Final Blog Post for DPS911 Course in Seneca College
For these three and a half months I have come a long way in working on the WebKit open source project. From the very beginning, I really wanted to immerse myself into a very important and popular open source project, so I started looking for projects of large companies. As a result, I chose the Apple WebKit project.
Well, at the very beginning I did not know what was waiting for me ahead. I thought that this is a regular project such as any other on the GitHub and I will be able to study the codebase quickly and submit pull requests to easily get six releases.
But, things didn’t go so smooth. The fact is that a WebKit project is a very large project that has a huge codebase, different logics, and different programming principles. Moreover, I did not use any of the technologies which I knew before that WebKit uses. This includes understanding special scripts to build, run and test a patch, searching and filing bugs on Bugzilla and even chatting with IRC client. I have never seen or worked with something like this before.
So I chose a “cat in a bag”. I thought it would be easy for me but everything was becoming more and more complicated every week. At the very beginning I began to experience big problems with running scripts, they gave me a lot of errors that I needed to fix. And my biggest mistake was that I put it off and I thought that everything will go well, but at the end of a day nothing became fixed automatically.
Here, my course professor really helped me. David finally convinced me that the WebKit community on the WebKit IRC channel can solve all of my problems and answer all of my questions. I could not believe it, because I was sure that Apple employees will never help a single college student, they have more important tasks to do. But, I wrote to the WebKit IRC channel and asked for help.
I was shocked. After a few weeks of work and communicating with Apple employees, they really helped me and solved most of my problems with my Mac and local WebKit build and I was able to run all of the scripts, after which I was able to finally edit, build, run and test my code and more important — send patches to Bugzilla!
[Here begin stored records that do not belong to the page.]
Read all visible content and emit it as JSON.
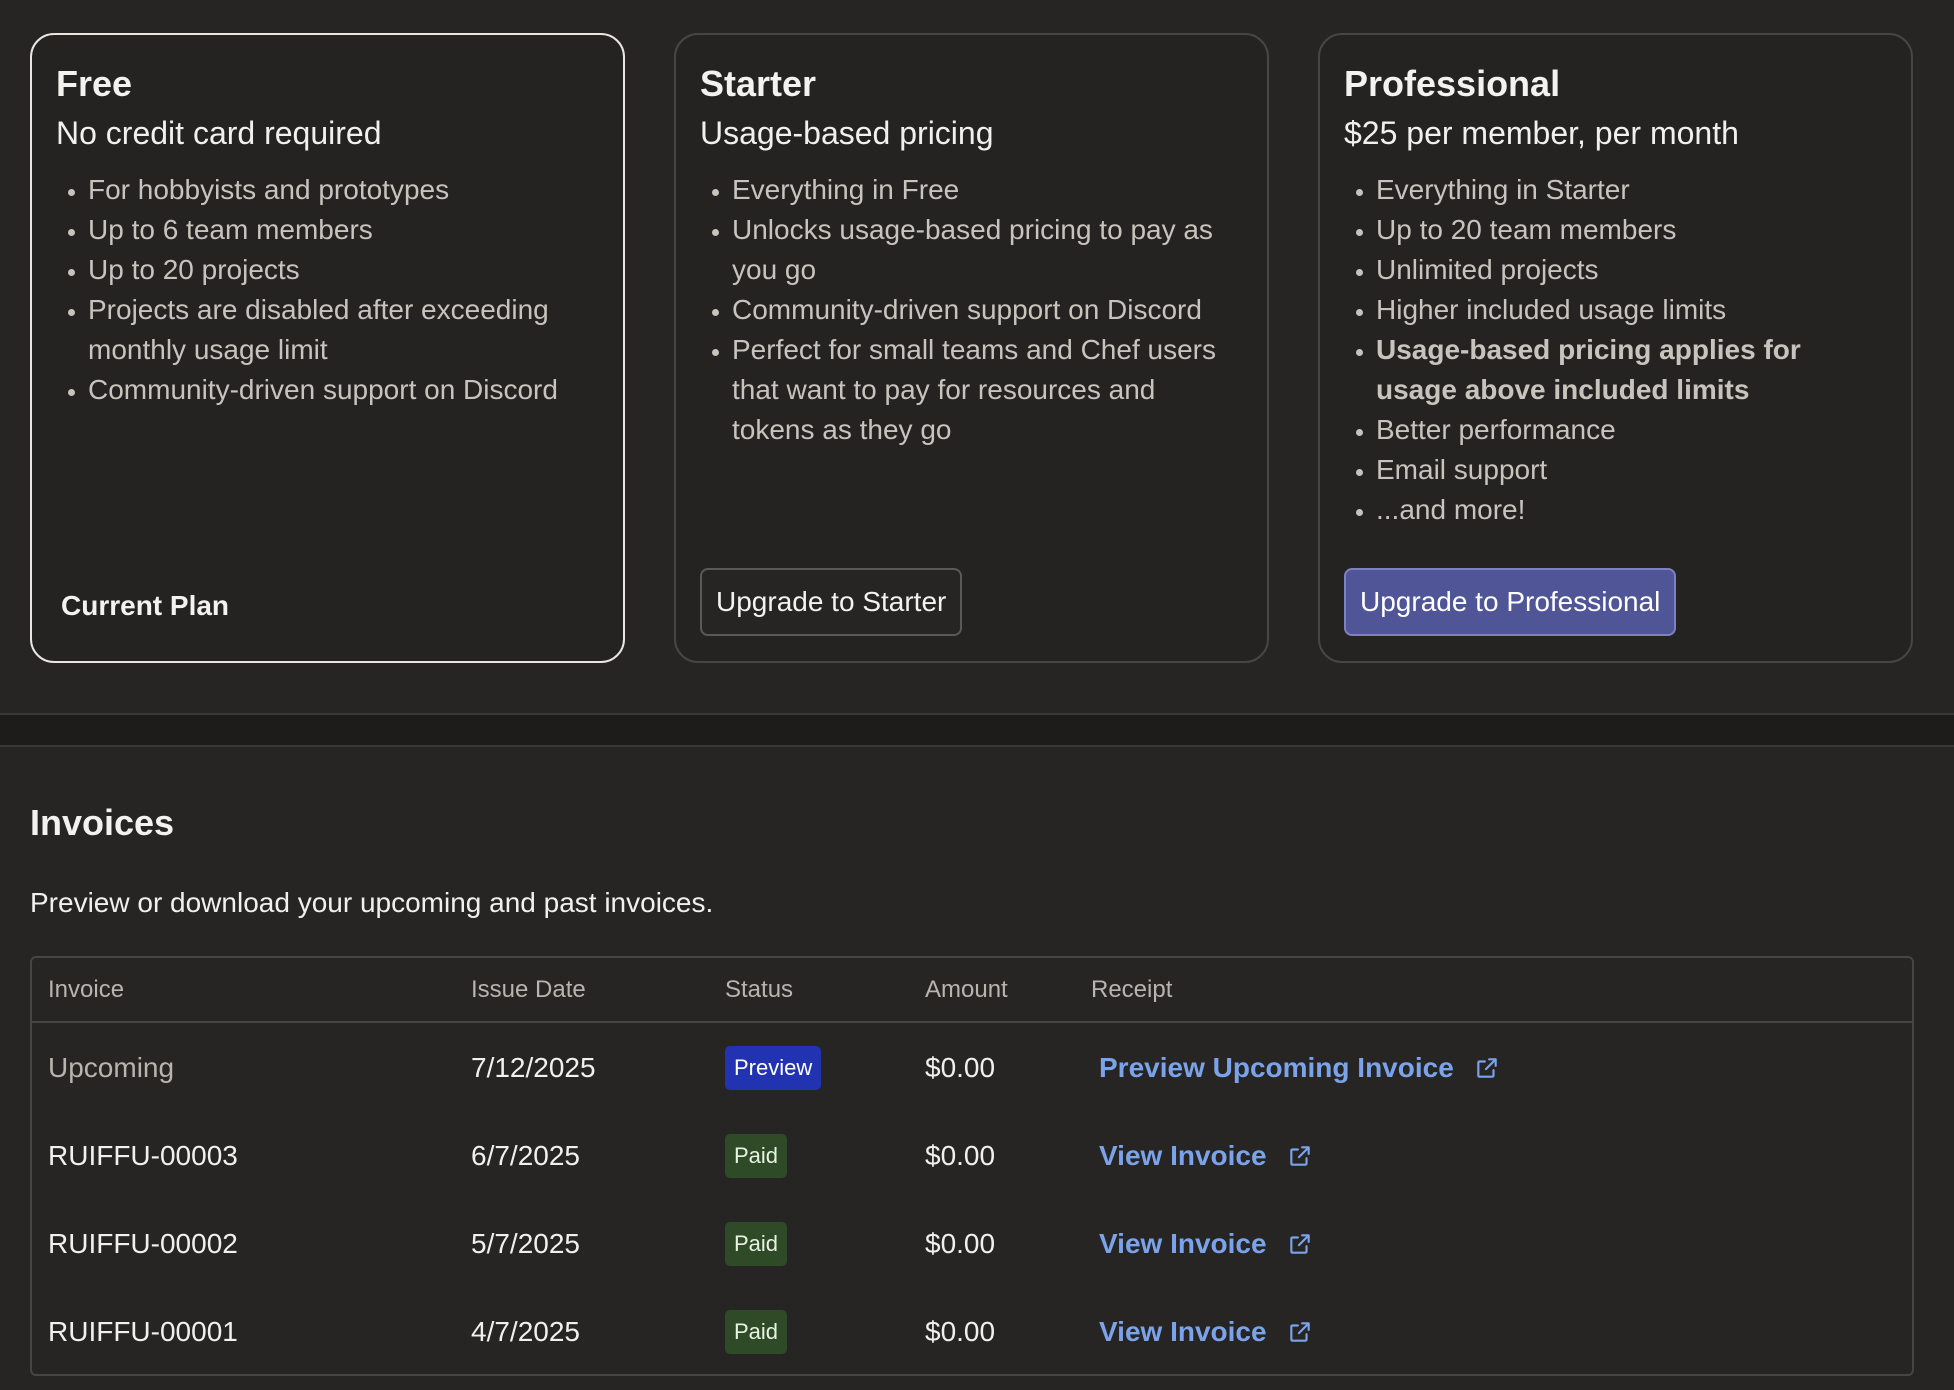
{
  "plans": [
    {
      "name": "Free",
      "subtitle": "No credit card required",
      "features": [
        "For hobbyists and prototypes",
        "Up to 6 team members",
        "Up to 20 projects",
        "Projects are disabled after exceeding monthly usage limit",
        "Community-driven support on Discord"
      ],
      "current_label": "Current Plan"
    },
    {
      "name": "Starter",
      "subtitle": "Usage-based pricing",
      "features": [
        "Everything in Free",
        "Unlocks usage-based pricing to pay as you go",
        "Community-driven support on Discord",
        "Perfect for small teams and Chef users that want to pay for resources and tokens as they go"
      ],
      "button_label": "Upgrade to Starter"
    },
    {
      "name": "Professional",
      "subtitle": "$25 per member, per month",
      "features": [
        "Everything in Starter",
        "Up to 20 team members",
        "Unlimited projects",
        "Higher included usage limits",
        "Usage-based pricing applies for usage above included limits",
        "Better performance",
        "Email support",
        "...and more!"
      ],
      "button_label": "Upgrade to Professional"
    }
  ],
  "invoices": {
    "title": "Invoices",
    "description": "Preview or download your upcoming and past invoices.",
    "columns": [
      "Invoice",
      "Issue Date",
      "Status",
      "Amount",
      "Receipt"
    ],
    "rows": [
      {
        "invoice": "Upcoming",
        "date": "7/12/2025",
        "status": "Preview",
        "amount": "$0.00",
        "receipt": "Preview Upcoming Invoice"
      },
      {
        "invoice": "RUIFFU-00003",
        "date": "6/7/2025",
        "status": "Paid",
        "amount": "$0.00",
        "receipt": "View Invoice"
      },
      {
        "invoice": "RUIFFU-00002",
        "date": "5/7/2025",
        "status": "Paid",
        "amount": "$0.00",
        "receipt": "View Invoice"
      },
      {
        "invoice": "RUIFFU-00001",
        "date": "4/7/2025",
        "status": "Paid",
        "amount": "$0.00",
        "receipt": "View Invoice"
      }
    ]
  },
  "colors": {
    "background": "#262524",
    "primary_button": "#4f5596",
    "link": "#7aa3ea",
    "badge_preview": "#2233b2",
    "badge_paid": "#2e4a27"
  },
  "icons": {
    "receipt_link": "external-link-icon"
  }
}
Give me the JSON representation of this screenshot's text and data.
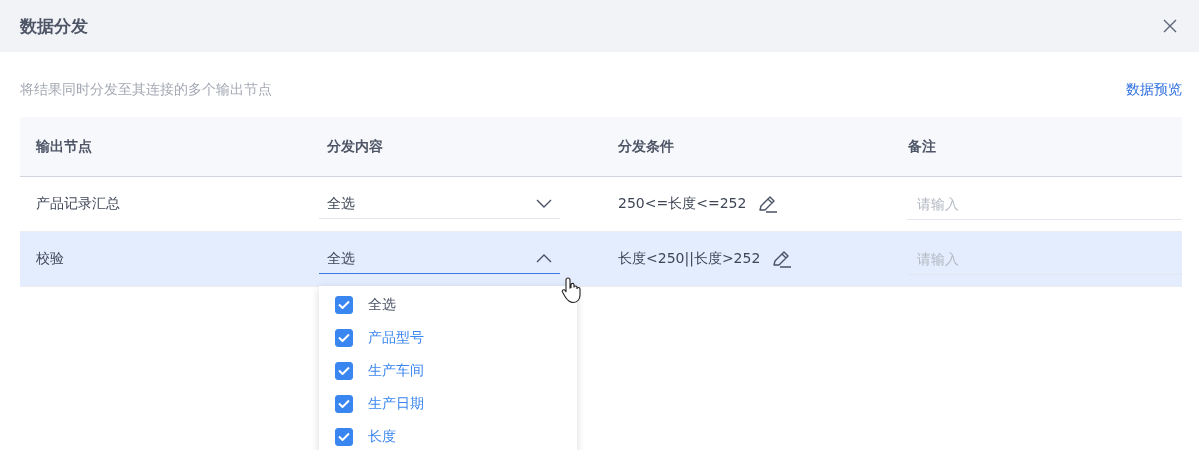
{
  "dialog": {
    "title": "数据分发",
    "description": "将结果同时分发至其连接的多个输出节点",
    "preview_link": "数据预览"
  },
  "table": {
    "columns": [
      "输出节点",
      "分发内容",
      "分发条件",
      "备注"
    ],
    "rows": [
      {
        "node": "产品记录汇总",
        "content": "全选",
        "expanded": false,
        "selected": false,
        "condition": "250<=长度<=252",
        "remark_placeholder": "请输入"
      },
      {
        "node": "校验",
        "content": "全选",
        "expanded": true,
        "selected": true,
        "condition": "长度<250||长度>252",
        "remark_placeholder": "请输入",
        "options": [
          {
            "label": "全选",
            "checked": true,
            "selected": false
          },
          {
            "label": "产品型号",
            "checked": true,
            "selected": true
          },
          {
            "label": "生产车间",
            "checked": true,
            "selected": true
          },
          {
            "label": "生产日期",
            "checked": true,
            "selected": true
          },
          {
            "label": "长度",
            "checked": true,
            "selected": true
          }
        ]
      }
    ]
  }
}
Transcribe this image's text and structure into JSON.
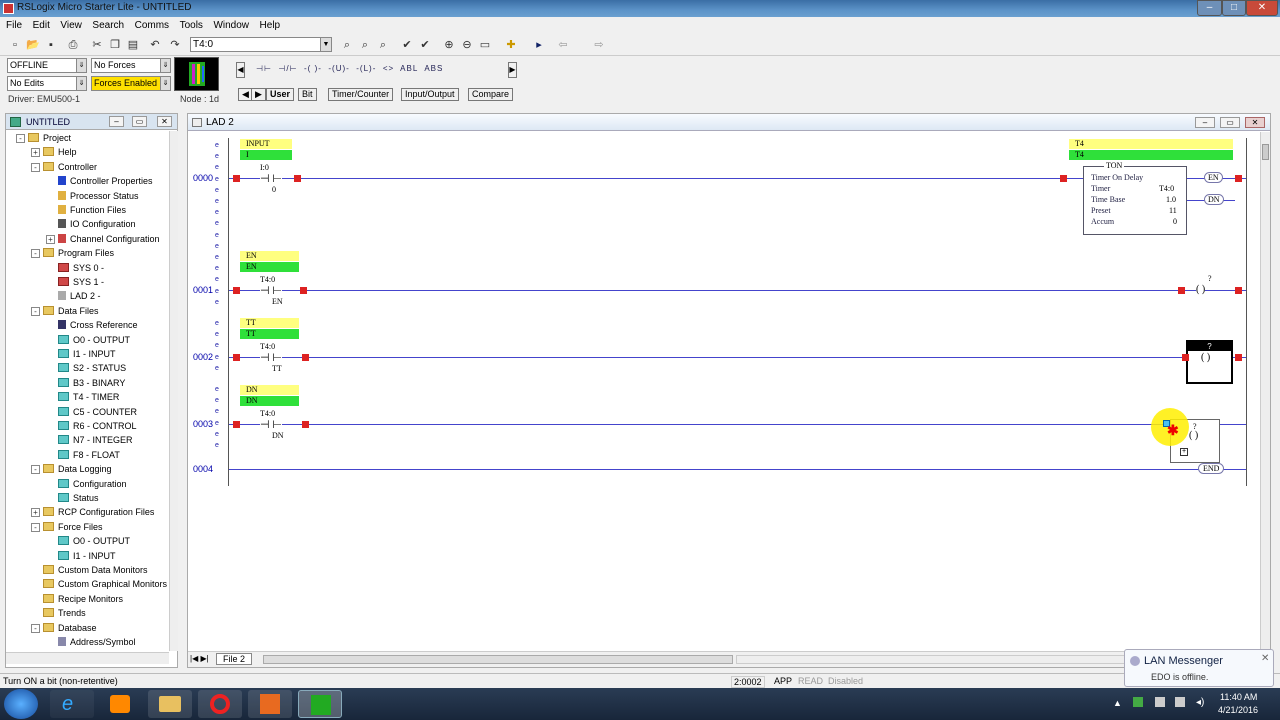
{
  "window": {
    "title": "RSLogix Micro Starter Lite - UNTITLED"
  },
  "menu": [
    "File",
    "Edit",
    "View",
    "Search",
    "Comms",
    "Tools",
    "Window",
    "Help"
  ],
  "address_box": "T4:0",
  "status": {
    "mode": "OFFLINE",
    "forces": "No Forces",
    "edits": "No Edits",
    "forces_enabled": "Forces Enabled",
    "driver": "Driver: EMU500-1",
    "node": "Node : 1d"
  },
  "palette": {
    "symbols": [
      "⊣⊢",
      "⊣/⊢",
      "-( )-",
      "-(U)-",
      "-(L)-",
      "<>",
      "ABL",
      "ABS"
    ],
    "tabs": [
      "User",
      "Bit",
      "Timer/Counter",
      "Input/Output",
      "Compare"
    ]
  },
  "project_panel": {
    "title": "UNTITLED",
    "items": [
      {
        "label": "Project",
        "indent": 0,
        "icon": "folder",
        "exp": "-"
      },
      {
        "label": "Help",
        "indent": 1,
        "icon": "folder",
        "exp": "+"
      },
      {
        "label": "Controller",
        "indent": 1,
        "icon": "folder",
        "exp": "-"
      },
      {
        "label": "Controller Properties",
        "indent": 2,
        "icon": "info"
      },
      {
        "label": "Processor Status",
        "indent": 2,
        "icon": "wrench"
      },
      {
        "label": "Function Files",
        "indent": 2,
        "icon": "wrench"
      },
      {
        "label": "IO Configuration",
        "indent": 2,
        "icon": "io"
      },
      {
        "label": "Channel Configuration",
        "indent": 2,
        "icon": "channel",
        "exp": "+"
      },
      {
        "label": "Program Files",
        "indent": 1,
        "icon": "folder",
        "exp": "-"
      },
      {
        "label": "SYS 0 -",
        "indent": 2,
        "icon": "red"
      },
      {
        "label": "SYS 1 -",
        "indent": 2,
        "icon": "red"
      },
      {
        "label": "LAD 2 -",
        "indent": 2,
        "icon": "ladder"
      },
      {
        "label": "Data Files",
        "indent": 1,
        "icon": "folder",
        "exp": "-"
      },
      {
        "label": "Cross Reference",
        "indent": 2,
        "icon": "xref"
      },
      {
        "label": "O0 - OUTPUT",
        "indent": 2,
        "icon": "doc"
      },
      {
        "label": "I1 - INPUT",
        "indent": 2,
        "icon": "doc"
      },
      {
        "label": "S2 - STATUS",
        "indent": 2,
        "icon": "doc"
      },
      {
        "label": "B3 - BINARY",
        "indent": 2,
        "icon": "doc"
      },
      {
        "label": "T4 - TIMER",
        "indent": 2,
        "icon": "doc"
      },
      {
        "label": "C5 - COUNTER",
        "indent": 2,
        "icon": "doc"
      },
      {
        "label": "R6 - CONTROL",
        "indent": 2,
        "icon": "doc"
      },
      {
        "label": "N7 - INTEGER",
        "indent": 2,
        "icon": "doc"
      },
      {
        "label": "F8 - FLOAT",
        "indent": 2,
        "icon": "doc"
      },
      {
        "label": "Data Logging",
        "indent": 1,
        "icon": "folder",
        "exp": "-"
      },
      {
        "label": "Configuration",
        "indent": 2,
        "icon": "doc"
      },
      {
        "label": "Status",
        "indent": 2,
        "icon": "doc"
      },
      {
        "label": "RCP Configuration Files",
        "indent": 1,
        "icon": "folder",
        "exp": "+"
      },
      {
        "label": "Force Files",
        "indent": 1,
        "icon": "folder",
        "exp": "-"
      },
      {
        "label": "O0 - OUTPUT",
        "indent": 2,
        "icon": "doc"
      },
      {
        "label": "I1 - INPUT",
        "indent": 2,
        "icon": "doc"
      },
      {
        "label": "Custom Data Monitors",
        "indent": 1,
        "icon": "folder"
      },
      {
        "label": "Custom Graphical Monitors",
        "indent": 1,
        "icon": "folder"
      },
      {
        "label": "Recipe Monitors",
        "indent": 1,
        "icon": "folder"
      },
      {
        "label": "Trends",
        "indent": 1,
        "icon": "folder"
      },
      {
        "label": "Database",
        "indent": 1,
        "icon": "folder",
        "exp": "-"
      },
      {
        "label": "Address/Symbol",
        "indent": 2,
        "icon": "db"
      }
    ]
  },
  "ladder": {
    "window_title": "LAD 2",
    "file_tab": "File 2",
    "rungs": [
      {
        "num": "0000",
        "sym1": "INPUT",
        "sym2": "I",
        "addr": "I:0",
        "bit": "0",
        "out_sym1": "T4",
        "out_sym2": "T4"
      },
      {
        "num": "0001",
        "sym1": "EN",
        "sym2": "EN",
        "addr": "T4:0",
        "bit": "EN",
        "coil": "?"
      },
      {
        "num": "0002",
        "sym1": "TT",
        "sym2": "TT",
        "addr": "T4:0",
        "bit": "TT",
        "coil": "?"
      },
      {
        "num": "0003",
        "sym1": "DN",
        "sym2": "DN",
        "addr": "T4:0",
        "bit": "DN",
        "coil": "?"
      },
      {
        "num": "0004",
        "end": "END"
      }
    ],
    "ton": {
      "header": "TON",
      "title": "Timer On Delay",
      "rows": [
        [
          "Timer",
          "T4:0"
        ],
        [
          "Time Base",
          "1.0"
        ],
        [
          "Preset",
          "11"
        ],
        [
          "Accum",
          "0"
        ]
      ],
      "en": "EN",
      "dn": "DN"
    }
  },
  "statusbar": {
    "message": "Turn ON a bit (non-retentive)",
    "position": "2:0002",
    "app": "APP",
    "read": "READ",
    "disabled": "Disabled"
  },
  "notification": {
    "title": "LAN Messenger",
    "body": "EDO is offline."
  },
  "clock": {
    "time": "11:40 AM",
    "date": "4/21/2016"
  }
}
It may seem to many people that it was a negative experience and I had to switch to the other project after I started to experience first big issues with WebKit. I disagree. I am happy that I chose WebKit and did not give up and did not switch to any other project during the whole DPS911 course in Seneca College, because this experience helped me to understand one very important thing, that I want to share with future open source contributors.
Do not afraid of talking to the community, they really want to help you, that is what open source means — helping each other, not only contributing code. If I could believe it at the very beginning my progress would look much different.
Moreover, thanks to this hard experience and errors with scripts running, during release 0.4 I found a bug in WebKit style checker, and was able to create a better exception message and even submitted a patch for it! For releases 0.5 and 0.6 I am developing (patch submitted but work is still in progress) a new feature to the WebCore module — Localized.stringsdict!
That was my journey in the open source and DPS911 course at Seneca College, hope my experience will motivate future open source contributors to do big things!
P.S. I am very thankful to my professor David Humphrey, WebKit community and DPS911 fellow students for their help and advices during my tough journey! Thank You!